People need currency to conduct financial transactions in the economy. The demand function for currency says that lesser quantities of currency are demanded when interest rates are high, and larger quantities are in demand when rates are low. Currency supply, on the other hand, is generally fixed at any one point in time. Supply, however, can be changed through monetary intervention, which happened in 2020. Since the supply of currency is generally a fixed quantity, the rates on money are changed and set by shifts in demand to hold currency.
Why does anyone want to hold currency? People will want to hold currency for all sorts of reasons. Two hypothetical examples might be to finance a home project or to expand a business. A home project will require either currency, a loan of currency, or both.

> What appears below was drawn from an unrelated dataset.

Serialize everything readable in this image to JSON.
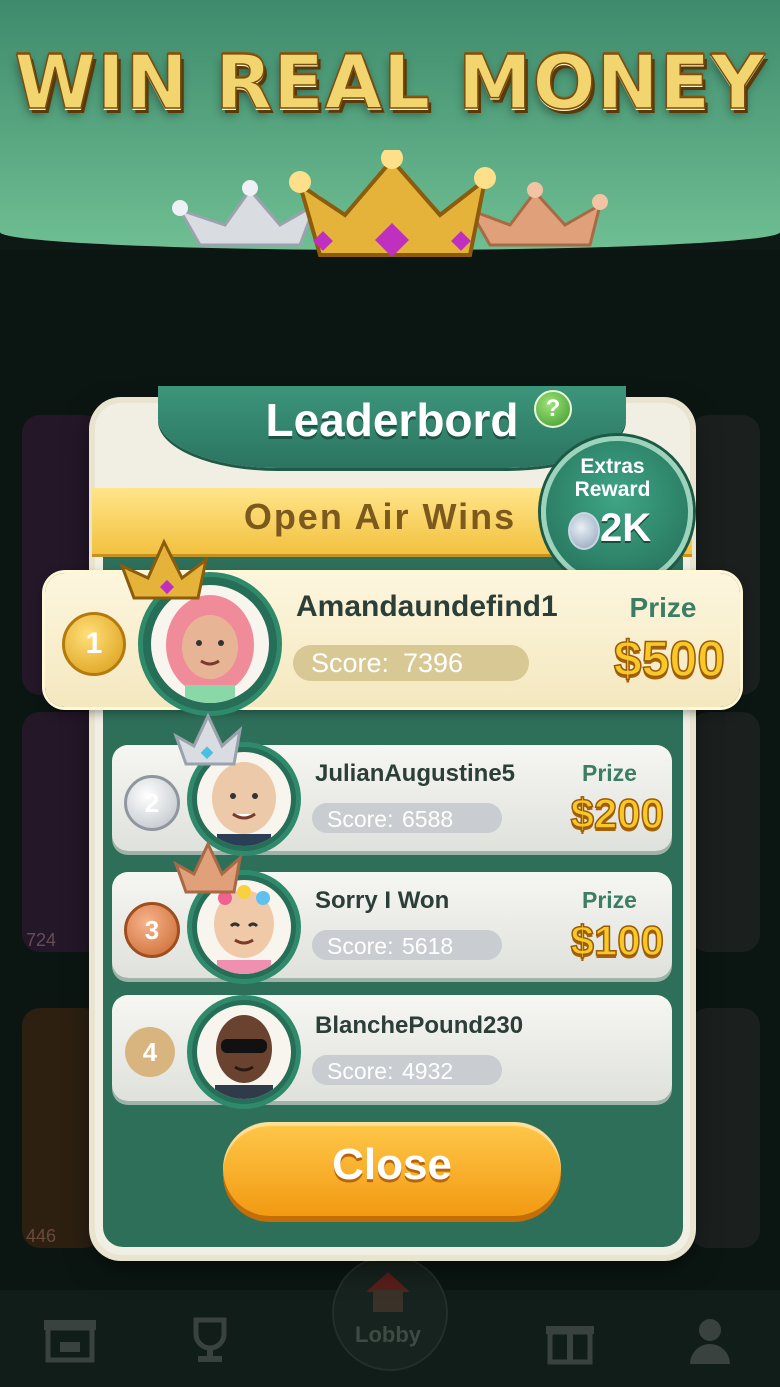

In addition, a business owner that is in demand for currency can obtain it by issuing debt or equity certificates. Therefore, it should become apparent that when rates on money are low, people will become more inclined to consume and invest, which drives demand for more currency in the process. On the contrary, when rates on money are high, people are more incentivized to keep their assets tied up in high interest-bearing accounts and minimize currency transactions in the economy.
Therefore, the demand for currency should say something about the level of confidence in the economy. Increasing consumption and investment are trends when confidence is usually strong, and we have observed a positive sentiment shift recently in these areas. However, a shift to increased currency demand will put upward pressure on interest rates when the supply of that currency is fixed. Therefore, the latest interest rate increases may actually serve as an expansionary sign for the economy and a monetary system that is operating as intended.
There are many types of bond-related assets that can serve as a proxy for currency demand. One of the more common markets to consider is the market for US treasuries. US treasuries are a close substitute for a default-free asset, because of their guarantees and fungibility. Therefore, the rates quoted on US treasuries are a close approximation of the rates that are used to clear the supply and demand of currency transactions. In recent weeks, rates on treasury notes and bonds moved higher. The increase in rates led to a steepening of the yield curve, which means that longer-term bond yields rose by more than shorter-term bond yields. In addition, the rate changes were not motivated by inflation worries, but were brought on by improved growth expectations. This was a turn of events compared to the prior twelve months when interest rates were being moved based on inflation expectations.
The recent steepening of the yield curve is being taken as a healthy indicator of economic activity. The rise of longer-dated rates is thought to reflect a positive change for preferences to hold currency. Instead of keeping currency locked up in low government yields, people were thought to be demanding currency for reasons that are linked to consumption and investment. The natural effect of such a demand shift, however, is an uptick in the interest rates as we have seen in recent weeks. However, these interest rate increases are actually a good thing as long as the currency is being used in procyclical transactions that expand consumption and investment.
Still, jitters can be sent into the stock market as interest rates start to climb. But any sort of stock market selling may also be linked to people simply wanting their currency back for other endeavors. When there is confidence, people can be motivated to cash in on their stock market profits and direct their currency towards other expenditures that are expansionary for the economy. People that choose to consume or invest are participating in the expansion of economic growth. Economic expansions are responsible for stock dividend growth and dividends are a critical component of stock returns. So, as long as stock dividends grow based on people doing more with currency transactions, stock valuations should continue to do well, despite having some dips along the way due to certain investors’ preference for liquidity.